Example 2: For WordPress, after uploading your image, click on it in the media library, and on the right side, you’ll see the ‘Alternative Text’ field. Enter your description here.
Example 3: If the image is purely decorative and doesn’t convey content, it might be best to leave the alt text empty but still include the alt attribute, like
alt="". This way, screen readers will skip over the image.
CDNs are networks of servers located globally, designed to deliver web content, including images, to users based on their geographic location. Using a CDN can drastically reduce image load times since images are served from the nearest server location to the user.
- Faster load times due to reduced server latency.
- Reduced server load, as the CDN handles a significant portion of the traffic.
- Enhanced reliability, since even if one server fails, others can take its place.
Plugins like W3 Total Cache or WP Super Cache have built-in CDN integration capabilities.
Popular CDN services for WordPress include Cloudflare and MaxCDN.
Example 1: After setting up a Cloudflare account, you can integrate it with WordPress using the W3 Total Cache plugin. In the plugin’s settings, there’s a section dedicated to CDN where you can provide your Cloudflare account details.
Example 2: MaxCDN is another popular choice. Once you’ve set up an account, use their provided URL in your caching plugin’s CDN settings.
Example 3: After integrating with a CDN, you can verify its operation by inspecting your website’s images. The URL will typically be different, reflecting the CDN’s domain.
Sprite sheets are single images containing multiple graphics or icons. Instead of loading multiple small images, which can increase load times due to multiple server requests, a single sprite sheet is loaded. Specific portions of this sheet (individual icons) are then displayed using CSS.
- Reduced server requests, leading to faster load times.
- Easier management of multiple graphics as they’re all contained in one file.
- While WordPress doesn’t natively support sprite sheets, you can manually implement them using CSS.
Example 1: Create a sprite sheet using tools like SpritePad or Stitches. Upload this sheet to your WordPress media library and get its URL.
Example 2: In your site’s CSS (either through the Customizer or a child theme), you can use background properties to display specific icons. For instance, if an icon starts 40 pixels from the top of the sprite sheet, you would use
background-position: 0 -40px;to display it.
Example 3: To use an icon from the sprite sheet for a specific element, say a button, target that button in your CSS and apply the background properties from the previous example.
It’s crucial to monitor how images affect your site’s performance. Slow-loading images can deter users and harm SEO.

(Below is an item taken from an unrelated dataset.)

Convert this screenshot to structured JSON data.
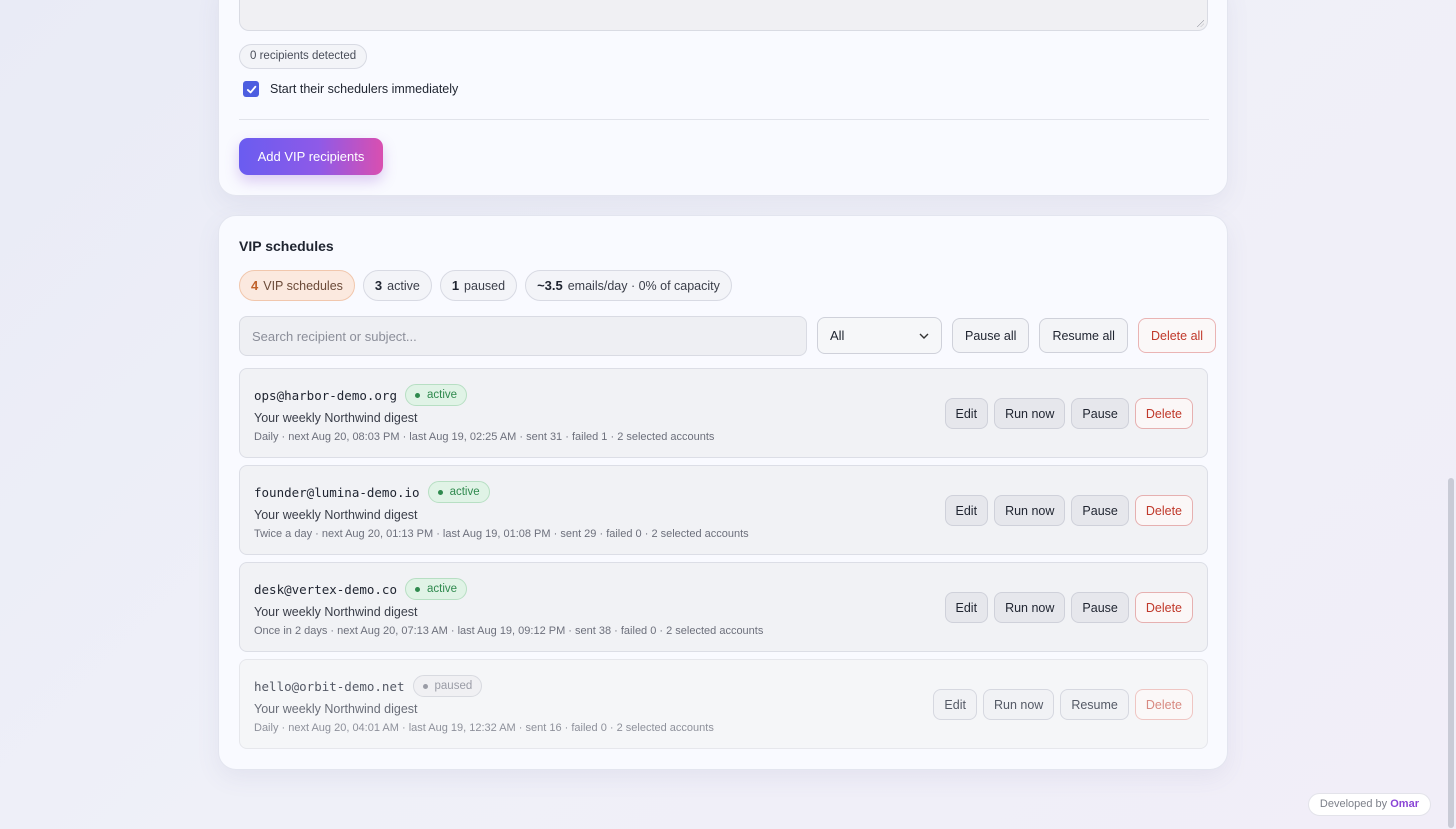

Google PageSpeed Insights: Provides insights into page load times and offers optimization suggestions.
GTmetrix: Offers a comprehensive analysis of your site’s performance, including image load times.
Pingdom: Offers site speed tests with detailed breakdowns, including image performance.
Example 1: Enter your website’s URL into Google PageSpeed Insights. After analysis, it might suggest optimizing certain images, indicating they’re affecting load times.
Example 2: With GTmetrix, not only will you see overall load times, but you can delve into the ‘Waterfall’ tab to see the load times of individual site components, including each image.
Example 3: Pingdom provides a similar ‘Waterfall’ view. Slow-loading images will appear toward the top, allowing you to identify and optimize them.
By addressing the aspects highlighted in these FAQs, you can ensure your WordPress website’s images are optimized for both speed and SEO, resulting in a better user experience and potentially higher search engine rankings.